  • squeeze bottle of water
  • stir sticks e.g. wooden coffee sticks
  • trays with small compartments e.g. paint trays or ice cube trays
  • optional: worksheet (see attached)
  • marbles
  • strips of cardboard e.g. cut up cereal box
  • waste tub
Procedure: 

This activity adapted from https://www.acs.org/content/dam/acsorg/education/resources/k-8/science-a...

Give students tubs of glue making materials, scoops, water bottles, trays, stir sticks.
Ask them to make the best glue possible, mixing the ingredients in a well of the tray. They should test their glue by putting a blob of it on a cardboard strip, pushing a marble into it, then hanging the strip upside down - the longer the marble holds, the better the glue. A long-lasting recipe can be taped upside down over the edge of the table so other recipes can be tried while it is being tested.
Distribute worksheets for students to record the recipes they make (good and bad), so that they can keep track of their own changes and compare data with other students to improve on recipes.

Note that this activity does not take into account the drying process of glues - commercial glues need dry time to reach maximum strength.

Discuss how these glues work: the long molecules in some of the ingredients (starch molecules in flour and cornstarch, and protein molecules of casein in milk powder) are able to reach into the tiny cracks in the cardboard and hold onto it, like fingers reaching into cracks in a wall. (The smaller sugar molecules of the icing sugar is not so good at making a glue, unless it is made really thick). This mechanical mechanism is just one of the ways that real glues work.
Distribute worksheets for students to record the glue recipes they create, as well as how long the glue holds the marble to the cardboard. Students can compare data to improve on their glue recipes.

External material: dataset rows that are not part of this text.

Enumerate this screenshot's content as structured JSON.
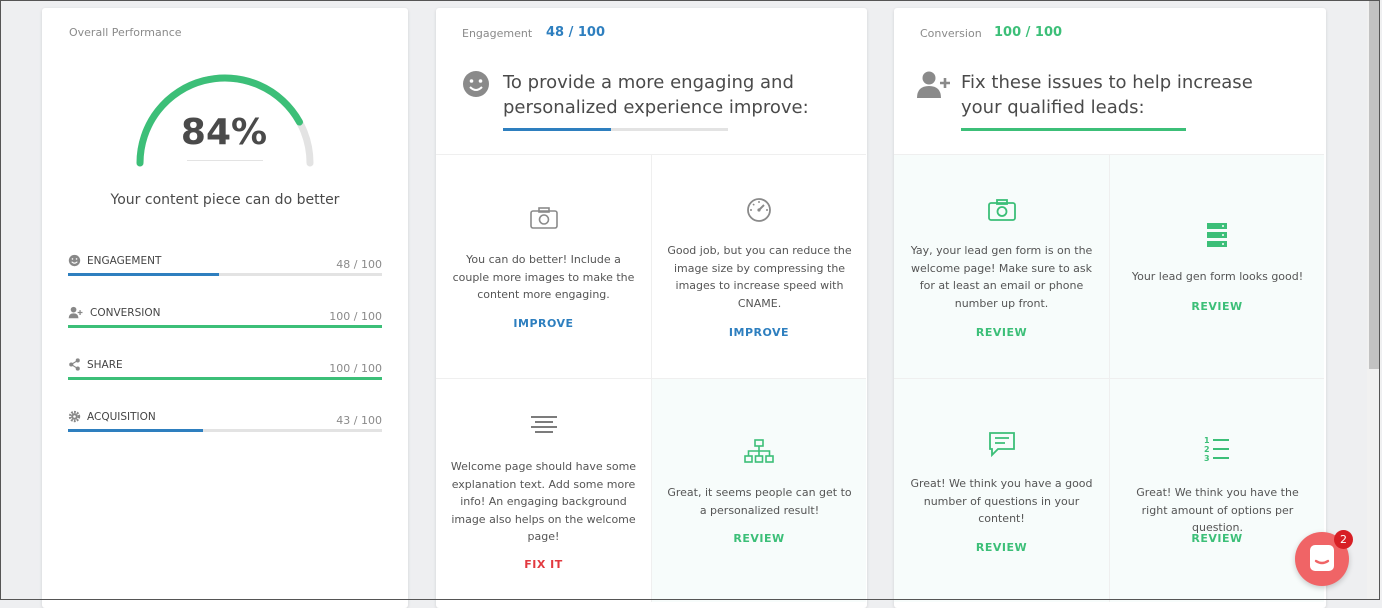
{
  "colors": {
    "blue": "#2e7fbf",
    "green": "#3cbf78",
    "red": "#e2393f",
    "track": "#e3e3e3"
  },
  "overall": {
    "title": "Overall Performance",
    "score_text": "84%",
    "score": 84,
    "message": "Your content piece can do better",
    "metrics": [
      {
        "label": "ENGAGEMENT",
        "score_text": "48 / 100",
        "value": 48,
        "color": "#2e7fbf",
        "icon": "smile-icon"
      },
      {
        "label": "CONVERSION",
        "score_text": "100 / 100",
        "value": 100,
        "color": "#3cbf78",
        "icon": "add-user-icon"
      },
      {
        "label": "SHARE",
        "score_text": "100 / 100",
        "value": 100,
        "color": "#3cbf78",
        "icon": "share-icon"
      },
      {
        "label": "ACQUISITION",
        "score_text": "43 / 100",
        "value": 43,
        "color": "#2e7fbf",
        "icon": "gear-icon"
      }
    ]
  },
  "engagement": {
    "label": "Engagement",
    "score_text": "48 / 100",
    "value": 48,
    "heading": [
      "To provide a more engaging and",
      "personalized experience improve:"
    ],
    "cells": [
      {
        "icon": "camera-icon",
        "text": "You can do better! Include a couple more images to make the content more engaging.",
        "action": "IMPROVE"
      },
      {
        "icon": "speedometer-icon",
        "text": "Good job, but you can reduce the image size by compressing the images to increase speed with CNAME.",
        "action": "IMPROVE"
      },
      {
        "icon": "text-lines-icon",
        "text": "Welcome page should have some explanation text. Add some more info! An engaging background image also helps on the welcome page!",
        "action": "FIX IT"
      },
      {
        "icon": "sitemap-icon",
        "text": "Great, it seems people can get to a personalized result!",
        "action": "REVIEW"
      }
    ]
  },
  "conversion": {
    "label": "Conversion",
    "score_text": "100 / 100",
    "value": 100,
    "heading": [
      "Fix these issues to help increase",
      "your qualified leads:"
    ],
    "cells": [
      {
        "icon": "camera-icon",
        "text": "Yay, your lead gen form is on the welcome page! Make sure to ask for at least an email or phone number up front.",
        "action": "REVIEW"
      },
      {
        "icon": "form-icon",
        "text": "Your lead gen form looks good!",
        "action": "REVIEW"
      },
      {
        "icon": "comment-icon",
        "text": "Great! We think you have a good number of questions in your content!",
        "action": "REVIEW"
      },
      {
        "icon": "numbered-list-icon",
        "text": "Great! We think you have the right amount of options per question.",
        "action": "REVIEW"
      }
    ]
  },
  "chat": {
    "badge": "2"
  }
}
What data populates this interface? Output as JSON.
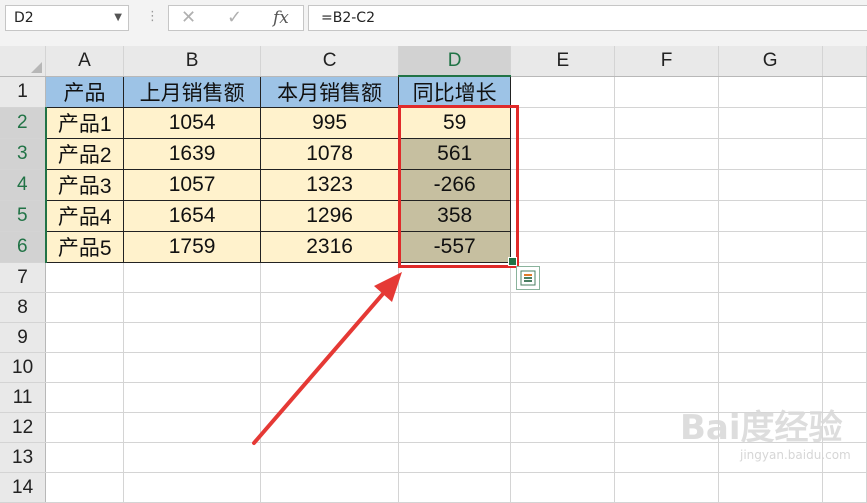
{
  "namebox": {
    "value": "D2"
  },
  "formula_bar": {
    "cancel_glyph": "✕",
    "enter_glyph": "✓",
    "fx_label": "fx",
    "formula": "=B2-C2"
  },
  "columns": [
    "A",
    "B",
    "C",
    "D",
    "E",
    "F",
    "G"
  ],
  "row_numbers": [
    "1",
    "2",
    "3",
    "4",
    "5",
    "6",
    "7",
    "8",
    "9",
    "10",
    "11",
    "12",
    "13",
    "14"
  ],
  "table": {
    "headers": [
      "产品",
      "上月销售额",
      "本月销售额",
      "同比增长"
    ],
    "rows": [
      [
        "产品1",
        "1054",
        "995",
        "59"
      ],
      [
        "产品2",
        "1639",
        "1078",
        "561"
      ],
      [
        "产品3",
        "1057",
        "1323",
        "-266"
      ],
      [
        "产品4",
        "1654",
        "1296",
        "358"
      ],
      [
        "产品5",
        "1759",
        "2316",
        "-557"
      ]
    ]
  },
  "colors": {
    "header_fill": "#9dc3e6",
    "data_fill": "#fff2cc",
    "selection_fill": "#c6bfa0",
    "excel_green": "#217346",
    "annotation_red": "#e02a2a"
  },
  "icons": [
    "chevron-down-icon",
    "cancel-icon",
    "enter-icon",
    "function-icon",
    "quick-analysis-icon",
    "arrow-annotation-icon"
  ],
  "watermark": {
    "brand": "Bai度经验",
    "sub": "jingyan.baidu.com"
  }
}
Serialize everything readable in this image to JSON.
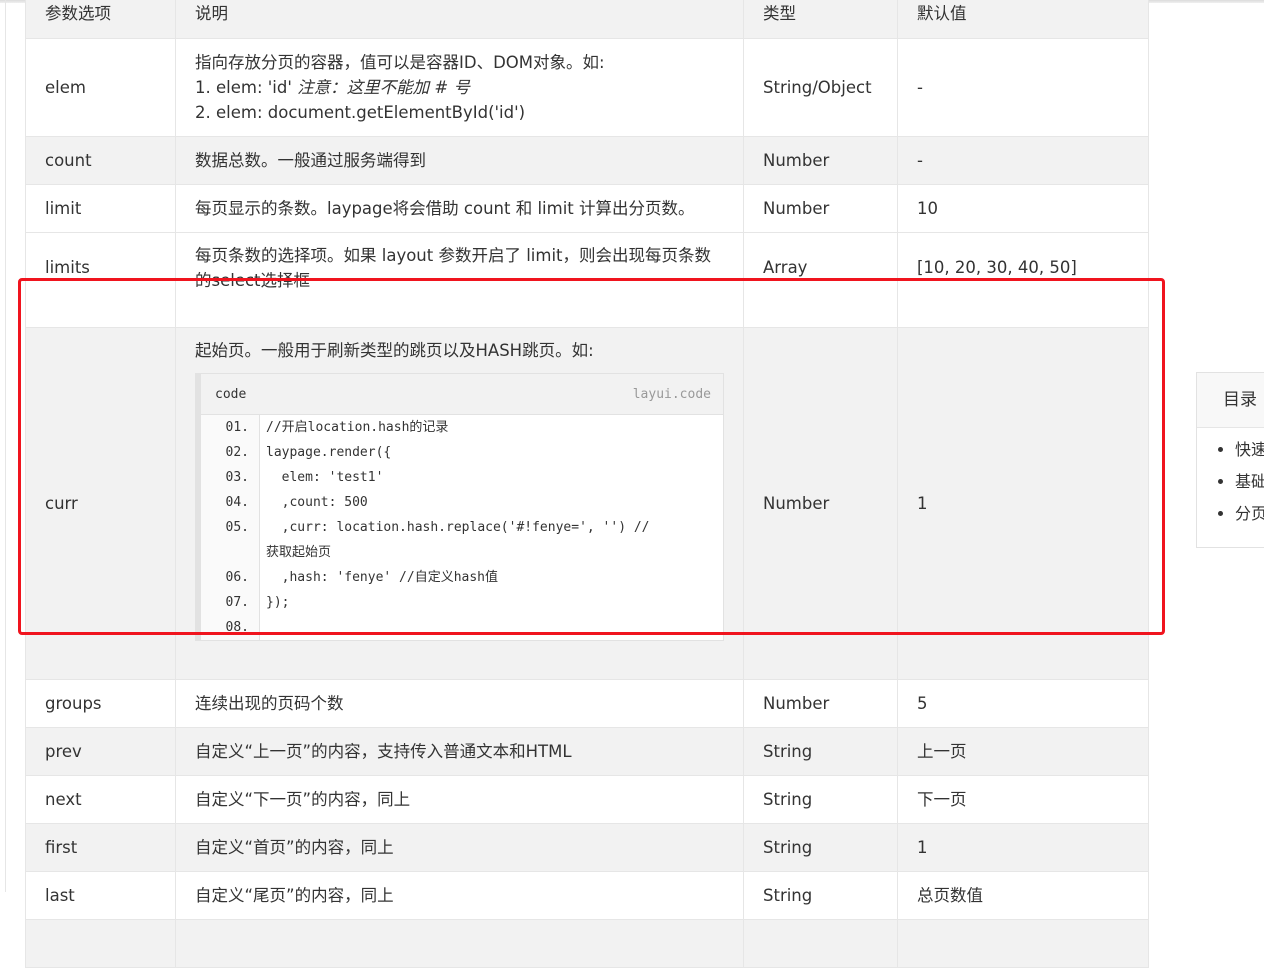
{
  "table": {
    "headers": [
      "参数选项",
      "说明",
      "类型",
      "默认值"
    ],
    "elem": {
      "name": "elem",
      "desc_line1": "指向存放分页的容器，值可以是容器ID、DOM对象。如:",
      "desc_line2a": "1. elem: 'id'",
      "desc_line2b": "注意：这里不能加 # 号",
      "desc_line3": "2. elem: document.getElementById('id')",
      "type": "String/Object",
      "default": "-"
    },
    "count": {
      "name": "count",
      "desc": "数据总数。一般通过服务端得到",
      "type": "Number",
      "default": "-"
    },
    "limit": {
      "name": "limit",
      "desc": "每页显示的条数。laypage将会借助 count 和 limit 计算出分页数。",
      "type": "Number",
      "default": "10"
    },
    "limits": {
      "name": "limits",
      "desc": "每页条数的选择项。如果 layout 参数开启了 limit，则会出现每页条数的select选择框",
      "type": "Array",
      "default": "[10, 20, 30, 40, 50]"
    },
    "curr": {
      "name": "curr",
      "desc": "起始页。一般用于刷新类型的跳页以及HASH跳页。如:",
      "type": "Number",
      "default": "1",
      "code": {
        "label": "code",
        "brand": "layui.code",
        "line_numbers": [
          "01.",
          "02.",
          "03.",
          "04.",
          "05.",
          "",
          "06.",
          "07.",
          "08."
        ],
        "lines": [
          "//开启location.hash的记录",
          "laypage.render({",
          "  elem: 'test1'",
          "  ,count: 500",
          "  ,curr: location.hash.replace('#!fenye=', '') //",
          "获取起始页",
          "  ,hash: 'fenye' //自定义hash值",
          "});",
          ""
        ]
      }
    },
    "groups": {
      "name": "groups",
      "desc": "连续出现的页码个数",
      "type": "Number",
      "default": "5"
    },
    "prev": {
      "name": "prev",
      "desc": "自定义“上一页”的内容，支持传入普通文本和HTML",
      "type": "String",
      "default": "上一页"
    },
    "next": {
      "name": "next",
      "desc": "自定义“下一页”的内容，同上",
      "type": "String",
      "default": "下一页"
    },
    "first": {
      "name": "first",
      "desc": "自定义“首页”的内容，同上",
      "type": "String",
      "default": "1"
    },
    "last": {
      "name": "last",
      "desc": "自定义“尾页”的内容，同上",
      "type": "String",
      "default": "总页数值"
    }
  },
  "toc": {
    "title": "目录",
    "items": [
      "快速",
      "基础",
      "分页"
    ]
  },
  "colors": {
    "highlight": "#f0141e",
    "header_bg": "#f2f2f2",
    "border": "#e6e6e6"
  }
}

Discuss how these glues work: the long molecules in some of the ingredients (starch molecules in flour and cornstarch, and protein molecules of casein in milk powder) are able to reach into the tiny cracks in the cardboard and hold onto it, like fingers reaching into cracks in a wall. (The smaller sugar molecules of the icing sugar is not so good at making a glue, unless it is made really thick). This mechanical mechanism is just one of the ways that real glues work.

Mechanisms of glues:
The molecules of a glue need to be good at sticking to each other and to the material(s) it is glueing together. There are several molecular processes at work.
Adsorption - the glue and the material have charged molecules that attract each other. It is a weak attraction, but with many of these bonds they can hold the glue and surfaces of the material together.
Mechanical - the long molecules of the glue creep into the tiny holes in the surface of the material(s) and hold them together.
Diffusion theory. The adhesive can diffuse into the surface and vice-versa, with molecules swapping over at the join and mingling together.
Chemisorption - there is a chemical reaction between the glue and the material. (not the mechanism for the glues made in this activity)
From www.explainthatstuff.com/adhesives.html

Grades taught: 
Gr K
Gr 1
Gr 2
Gr 3
Gr 4
Gr 5
Gr 6
Gr 7
Teacher: 
Alane Lublow
Becky Evermon
Cindy Woo
Daphne Gurney
Elizabeth Astbury
Hannah Langille
Ingrid
Jess Christie
Lia Cuccurullo
Nellie Wong
Nina Hooker
Rebecca Kargut
Scott Malin
Taz Ismail
Teaching site: 
ingridscience afterschool
MacCorkindale Elementary
McKechnie Elementary
Selkirk Elementary
Tyee Elementary
Activity originally developed and delivered: 

Tyee
Matter and glue worksheet with McKechnie